APART from Italy, a team that at least tries to play some positive, creative rugby, this season's Six Nations Championship is proving to be one of the tightest in recent memory.
Even though the Ireland v English clash, the weekend after this, is perhaps already seen as the defining game, it seems that all teams, possibly the Italians apart, are capable of beating each other.
Right from the outset of this championship I thought that Ireland had the ability to retain the Six Nations trophy, I also felt that there wouldn't be an outright Grand-slam winner, that in fact all the main contenders would cough up at least one game.
If you look at all the remaining games none of the results are clearly written in stone.
Ireland are in a pretty good place after two wins from two starts, and when captain Paul O'Connell threw his arms up after last week's win you realised just what it meant to take down France in successive years.
O'Connell is one of the older Irish players, players that rarely had the chance to savour a win over Les Blues yet some of his younger team-mates must have be thinking "What is all the fuss about Paulie we have never lost to them".
Joe Schmidt has this Irish team playing to their strengths, he also it seems has a game-plan tailored for every opposition.
For instance against Italy Ireland kicked a lot of first phase possession for territory, but against France Ireland changed tack and started the game by running the ball from deep and moving the big French pack from side to side with ball in hand.
Schmidt is known for his attention to detail, sitting up into the small hours of the morning constructing a plan that exposes opposition teams' weaknesses.
In other years we sometimes struggled to see any discernible way that Irish teams actually played, but under the adopted Kiwi Ireland seem to have a blueprint for almost every team, just look at the results under Schmidt's tutelage.With Johnny Sexton, Seán O'Brien and Cian Healy all another game to the good, coupled with the emergence and improvement of players like Dominic Ryan, Jordi Murphy, Iain Henderson and Robbie Henshaw Ireland has every right to feel that if they can just get over England's physicality and ability to scrum (Ireland's Achilles heel) then the possibility of something truly special is on.
The Welsh match in Cardiff a week later has always worried me from the onset, not because I believe that Wales are a superior side, they are not.
I just fear that if Ireland do beat England they may just be lulled into thinking that Wales will be easier, but it will be tough in Cardiff.
Wales and their ex-Irish coach Warren Gatland will be waiting in the long grass to avenge last year's humiliating loss in the Aviva.
Wales have an almost all Lions backline that featured in Australia a couple of years ago but the game has moved on.
Outstanding in aerial combat, Wales still do not have much subtlety in the way they play the game, and that has often been Gatland's style, building teams, albeit successfully, around a few key players, extreme fitness and a simple bludgeoning game-plan.
When you have a backline containing the likes of Jonathan Davies, Jamie Roberts, George North and Alex Cuthbert it is not rocket science as to what to expect, and teams are now reading them.
To be effective those big men need quality front foot ball, and with the likes of Gethin Jenkins now well past his sell buy date and with the Jones boys out to pasture Wales are struggling in the set-piece game not helped by visible infighting on the field.
Under Vern Cotter there is no bickering and the Scottish Bravehearts are currently boxing well above their weight and actually have perhaps the best back-three combination in the championship with full-back Stuart Hogg the standout player from all the games to date.
The problem for Scotland is an inability to close out close games and getting enough ball to their back-three.
The Hogg try in the first half against Wales was more the result of a Welsh turnover than Scotland actually creating anything, and Scotland will struggle as the championship goes on, especially now that they have lost some key men.
Their impact bench also looks fairly weak and inexperienced when compared to the other teams.
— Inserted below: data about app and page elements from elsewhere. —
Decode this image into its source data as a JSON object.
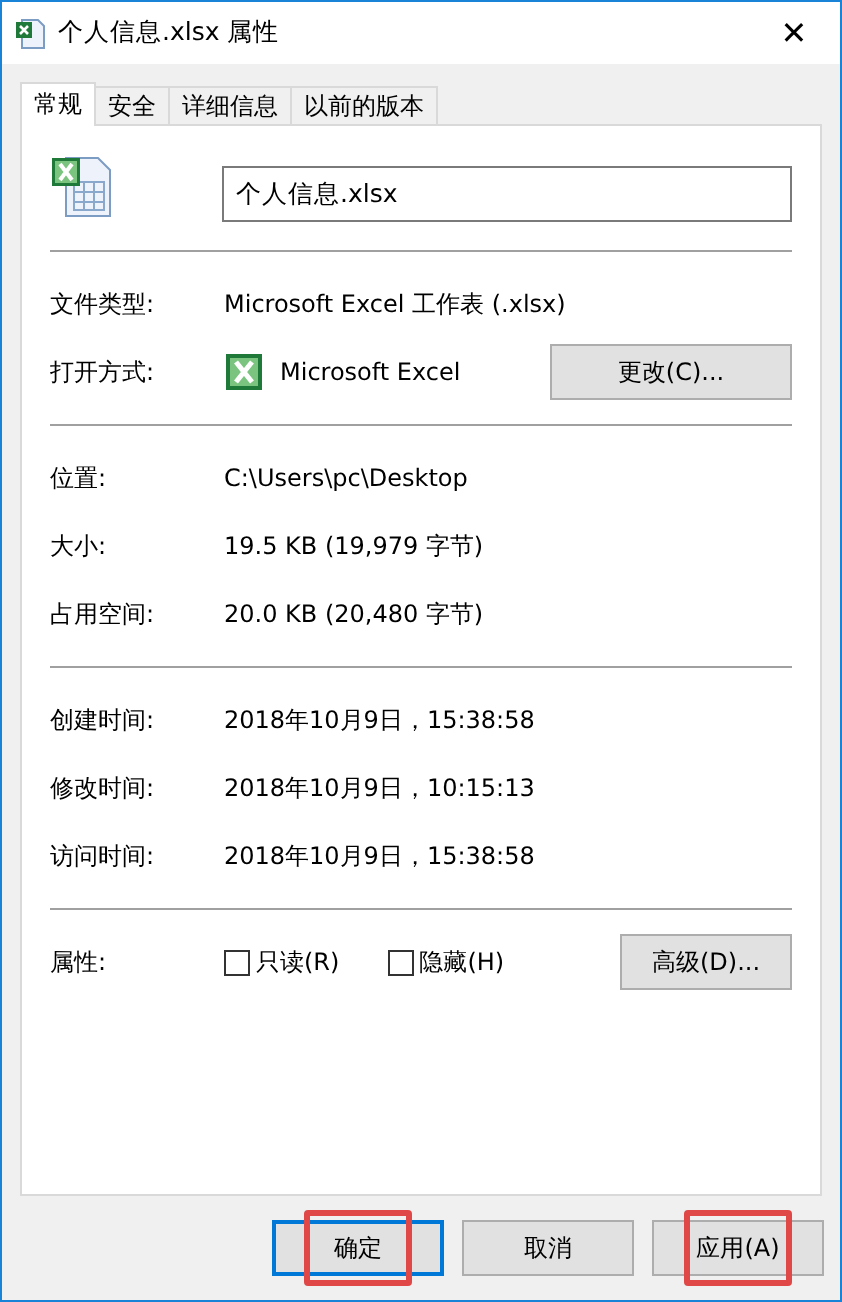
{
  "window": {
    "title": "个人信息.xlsx 属性",
    "close": "✕"
  },
  "tabs": [
    {
      "label": "常规",
      "selected": true
    },
    {
      "label": "安全",
      "selected": false
    },
    {
      "label": "详细信息",
      "selected": false
    },
    {
      "label": "以前的版本",
      "selected": false
    }
  ],
  "file_name": {
    "value": "个人信息.xlsx"
  },
  "type_section": [
    {
      "label": "文件类型:",
      "value": "Microsoft Excel 工作表 (.xlsx)"
    },
    {
      "label": "打开方式:",
      "value": "Microsoft Excel",
      "button": "更改(C)..."
    }
  ],
  "location_section": [
    {
      "label": "位置:",
      "value": "C:\\Users\\pc\\Desktop"
    },
    {
      "label": "大小:",
      "value": "19.5 KB (19,979 字节)"
    },
    {
      "label": "占用空间:",
      "value": "20.0 KB (20,480 字节)"
    }
  ],
  "time_section": [
    {
      "label": "创建时间:",
      "value": "2018年10月9日，15:38:58"
    },
    {
      "label": "修改时间:",
      "value": "2018年10月9日，10:15:13"
    },
    {
      "label": "访问时间:",
      "value": "2018年10月9日，15:38:58"
    }
  ],
  "attributes": {
    "label": "属性:",
    "checkboxes": [
      {
        "label": "只读(R)",
        "checked": false
      },
      {
        "label": "隐藏(H)",
        "checked": false
      }
    ],
    "button": "高级(D)..."
  },
  "footer_buttons": [
    {
      "label": "确定",
      "default": true,
      "highlighted": true
    },
    {
      "label": "取消",
      "default": false,
      "highlighted": false
    },
    {
      "label": "应用(A)",
      "default": false,
      "highlighted": true
    }
  ]
}
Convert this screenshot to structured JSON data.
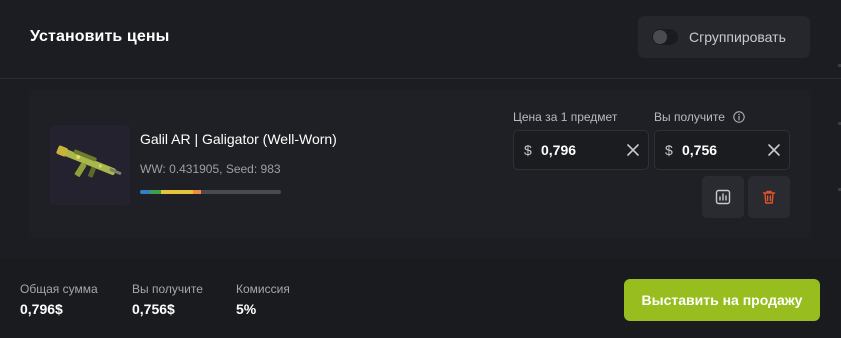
{
  "header": {
    "title": "Установить цены",
    "group_toggle_label": "Сгруппировать"
  },
  "item": {
    "name": "Galil AR | Galigator (Well-Worn)",
    "wear_info": "WW: 0.431905, Seed: 983",
    "wear_value": 0.431905,
    "price_label": "Цена за 1 предмет",
    "receive_label": "Вы получите",
    "price_currency": "$",
    "price_value": "0,796",
    "receive_currency": "$",
    "receive_value": "0,756"
  },
  "footer": {
    "total_label": "Общая сумма",
    "total_value": "0,796$",
    "receive_label": "Вы получите",
    "receive_value": "0,756$",
    "commission_label": "Комиссия",
    "commission_value": "5%",
    "sell_button": "Выставить на продажу"
  },
  "colors": {
    "accent": "#98bd1e",
    "delete": "#e0532a",
    "wear_fn": "#2f7fc3",
    "wear_mw": "#3fa04a",
    "wear_ft": "#e3c43a",
    "wear_ww": "#f08a3c",
    "wear_bs": "#4a4b52"
  },
  "icons": {
    "info": "info-icon",
    "chart": "chart-icon",
    "trash": "trash-icon",
    "clear": "close-icon"
  }
}
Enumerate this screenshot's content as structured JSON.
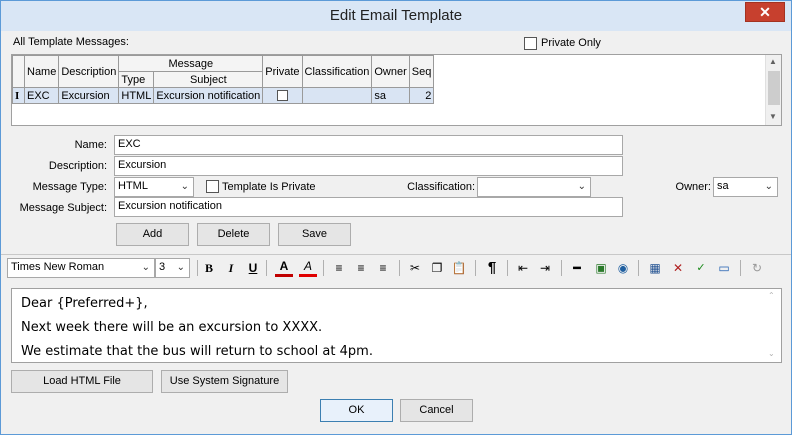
{
  "window": {
    "title": "Edit Email Template",
    "close_glyph": "✕"
  },
  "templates": {
    "label": "All Template Messages:",
    "private_only_label": "Private Only",
    "group_header": "Message",
    "columns": {
      "name": "Name",
      "description": "Description",
      "type": "Type",
      "subject": "Subject",
      "private": "Private",
      "classification": "Classification",
      "owner": "Owner",
      "seq": "Seq"
    },
    "rows": [
      {
        "marker": "I",
        "name": "EXC",
        "description": "Excursion",
        "type": "HTML",
        "subject": "Excursion notification",
        "private": false,
        "classification": "",
        "owner": "sa",
        "seq": "2"
      }
    ]
  },
  "form": {
    "name_label": "Name:",
    "name_value": "EXC",
    "description_label": "Description:",
    "description_value": "Excursion",
    "message_type_label": "Message Type:",
    "message_type_value": "HTML",
    "template_private_label": "Template Is Private",
    "classification_label": "Classification:",
    "classification_value": "",
    "owner_label": "Owner:",
    "owner_value": "sa",
    "subject_label": "Message Subject:",
    "subject_value": "Excursion notification"
  },
  "actions": {
    "add": "Add",
    "delete": "Delete",
    "save": "Save"
  },
  "toolbar": {
    "font_value": "Times New Roman",
    "size_value": "3",
    "bold": "B",
    "italic": "I",
    "underline": "U",
    "text_color_glyph": "A",
    "highlight_glyph": "A",
    "paragraph_glyph": "¶"
  },
  "editor": {
    "lines": [
      "Dear {Preferred+},",
      "Next week there will be an excursion to XXXX.",
      "We estimate that the bus will return to school at 4pm."
    ]
  },
  "bottom": {
    "load_html": "Load HTML File",
    "use_signature": "Use System Signature",
    "ok": "OK",
    "cancel": "Cancel"
  },
  "colors": {
    "text_color": "#c00000",
    "highlight_color": "#e00000",
    "accent": "#3c7fb1"
  }
}
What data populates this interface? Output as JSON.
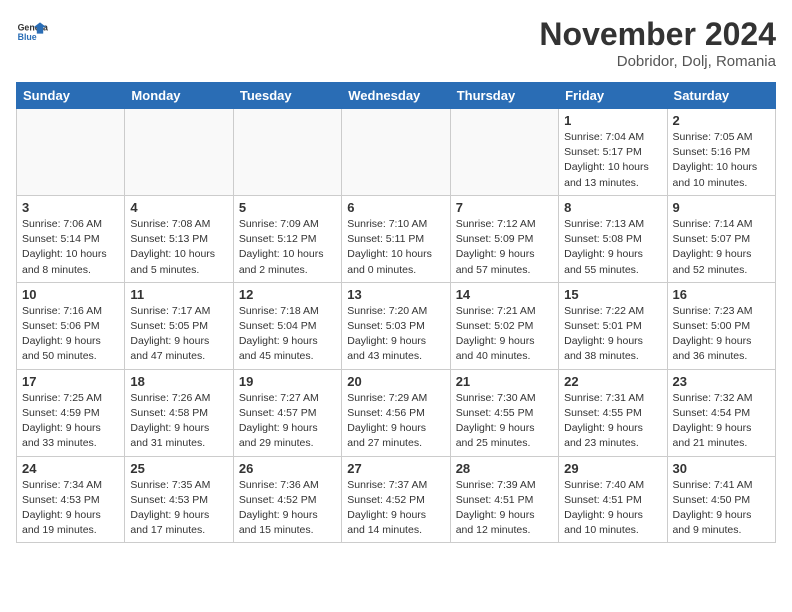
{
  "header": {
    "logo_line1": "General",
    "logo_line2": "Blue",
    "month": "November 2024",
    "location": "Dobridor, Dolj, Romania"
  },
  "weekdays": [
    "Sunday",
    "Monday",
    "Tuesday",
    "Wednesday",
    "Thursday",
    "Friday",
    "Saturday"
  ],
  "weeks": [
    [
      {
        "day": "",
        "info": ""
      },
      {
        "day": "",
        "info": ""
      },
      {
        "day": "",
        "info": ""
      },
      {
        "day": "",
        "info": ""
      },
      {
        "day": "",
        "info": ""
      },
      {
        "day": "1",
        "info": "Sunrise: 7:04 AM\nSunset: 5:17 PM\nDaylight: 10 hours and 13 minutes."
      },
      {
        "day": "2",
        "info": "Sunrise: 7:05 AM\nSunset: 5:16 PM\nDaylight: 10 hours and 10 minutes."
      }
    ],
    [
      {
        "day": "3",
        "info": "Sunrise: 7:06 AM\nSunset: 5:14 PM\nDaylight: 10 hours and 8 minutes."
      },
      {
        "day": "4",
        "info": "Sunrise: 7:08 AM\nSunset: 5:13 PM\nDaylight: 10 hours and 5 minutes."
      },
      {
        "day": "5",
        "info": "Sunrise: 7:09 AM\nSunset: 5:12 PM\nDaylight: 10 hours and 2 minutes."
      },
      {
        "day": "6",
        "info": "Sunrise: 7:10 AM\nSunset: 5:11 PM\nDaylight: 10 hours and 0 minutes."
      },
      {
        "day": "7",
        "info": "Sunrise: 7:12 AM\nSunset: 5:09 PM\nDaylight: 9 hours and 57 minutes."
      },
      {
        "day": "8",
        "info": "Sunrise: 7:13 AM\nSunset: 5:08 PM\nDaylight: 9 hours and 55 minutes."
      },
      {
        "day": "9",
        "info": "Sunrise: 7:14 AM\nSunset: 5:07 PM\nDaylight: 9 hours and 52 minutes."
      }
    ],
    [
      {
        "day": "10",
        "info": "Sunrise: 7:16 AM\nSunset: 5:06 PM\nDaylight: 9 hours and 50 minutes."
      },
      {
        "day": "11",
        "info": "Sunrise: 7:17 AM\nSunset: 5:05 PM\nDaylight: 9 hours and 47 minutes."
      },
      {
        "day": "12",
        "info": "Sunrise: 7:18 AM\nSunset: 5:04 PM\nDaylight: 9 hours and 45 minutes."
      },
      {
        "day": "13",
        "info": "Sunrise: 7:20 AM\nSunset: 5:03 PM\nDaylight: 9 hours and 43 minutes."
      },
      {
        "day": "14",
        "info": "Sunrise: 7:21 AM\nSunset: 5:02 PM\nDaylight: 9 hours and 40 minutes."
      },
      {
        "day": "15",
        "info": "Sunrise: 7:22 AM\nSunset: 5:01 PM\nDaylight: 9 hours and 38 minutes."
      },
      {
        "day": "16",
        "info": "Sunrise: 7:23 AM\nSunset: 5:00 PM\nDaylight: 9 hours and 36 minutes."
      }
    ],
    [
      {
        "day": "17",
        "info": "Sunrise: 7:25 AM\nSunset: 4:59 PM\nDaylight: 9 hours and 33 minutes."
      },
      {
        "day": "18",
        "info": "Sunrise: 7:26 AM\nSunset: 4:58 PM\nDaylight: 9 hours and 31 minutes."
      },
      {
        "day": "19",
        "info": "Sunrise: 7:27 AM\nSunset: 4:57 PM\nDaylight: 9 hours and 29 minutes."
      },
      {
        "day": "20",
        "info": "Sunrise: 7:29 AM\nSunset: 4:56 PM\nDaylight: 9 hours and 27 minutes."
      },
      {
        "day": "21",
        "info": "Sunrise: 7:30 AM\nSunset: 4:55 PM\nDaylight: 9 hours and 25 minutes."
      },
      {
        "day": "22",
        "info": "Sunrise: 7:31 AM\nSunset: 4:55 PM\nDaylight: 9 hours and 23 minutes."
      },
      {
        "day": "23",
        "info": "Sunrise: 7:32 AM\nSunset: 4:54 PM\nDaylight: 9 hours and 21 minutes."
      }
    ],
    [
      {
        "day": "24",
        "info": "Sunrise: 7:34 AM\nSunset: 4:53 PM\nDaylight: 9 hours and 19 minutes."
      },
      {
        "day": "25",
        "info": "Sunrise: 7:35 AM\nSunset: 4:53 PM\nDaylight: 9 hours and 17 minutes."
      },
      {
        "day": "26",
        "info": "Sunrise: 7:36 AM\nSunset: 4:52 PM\nDaylight: 9 hours and 15 minutes."
      },
      {
        "day": "27",
        "info": "Sunrise: 7:37 AM\nSunset: 4:52 PM\nDaylight: 9 hours and 14 minutes."
      },
      {
        "day": "28",
        "info": "Sunrise: 7:39 AM\nSunset: 4:51 PM\nDaylight: 9 hours and 12 minutes."
      },
      {
        "day": "29",
        "info": "Sunrise: 7:40 AM\nSunset: 4:51 PM\nDaylight: 9 hours and 10 minutes."
      },
      {
        "day": "30",
        "info": "Sunrise: 7:41 AM\nSunset: 4:50 PM\nDaylight: 9 hours and 9 minutes."
      }
    ]
  ]
}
Scotland counter-ruck exceptionally well under Cotter but that statistic says something too, mainly that the Scots are defending for too long.
Last week against Wales, Scotland had just 15 per cent of the possession in the second half, that shows that (a) defending all day long will soon become tiring and (b) that despite all the ball Wales cannot create much themselves.
France showed a slight improvement last week against Ireland, despite having a coach who can't motivate them or select his best team. With Morgan Parra surely restored to scrumhalf and a strong scrum, France could still upset the likes of Wales and England, but they are too predictable, one dimensional and badly need some team spirit, something that seems to have been lacking for a number of years.
Next week I will examine where Ireland will try and beat England.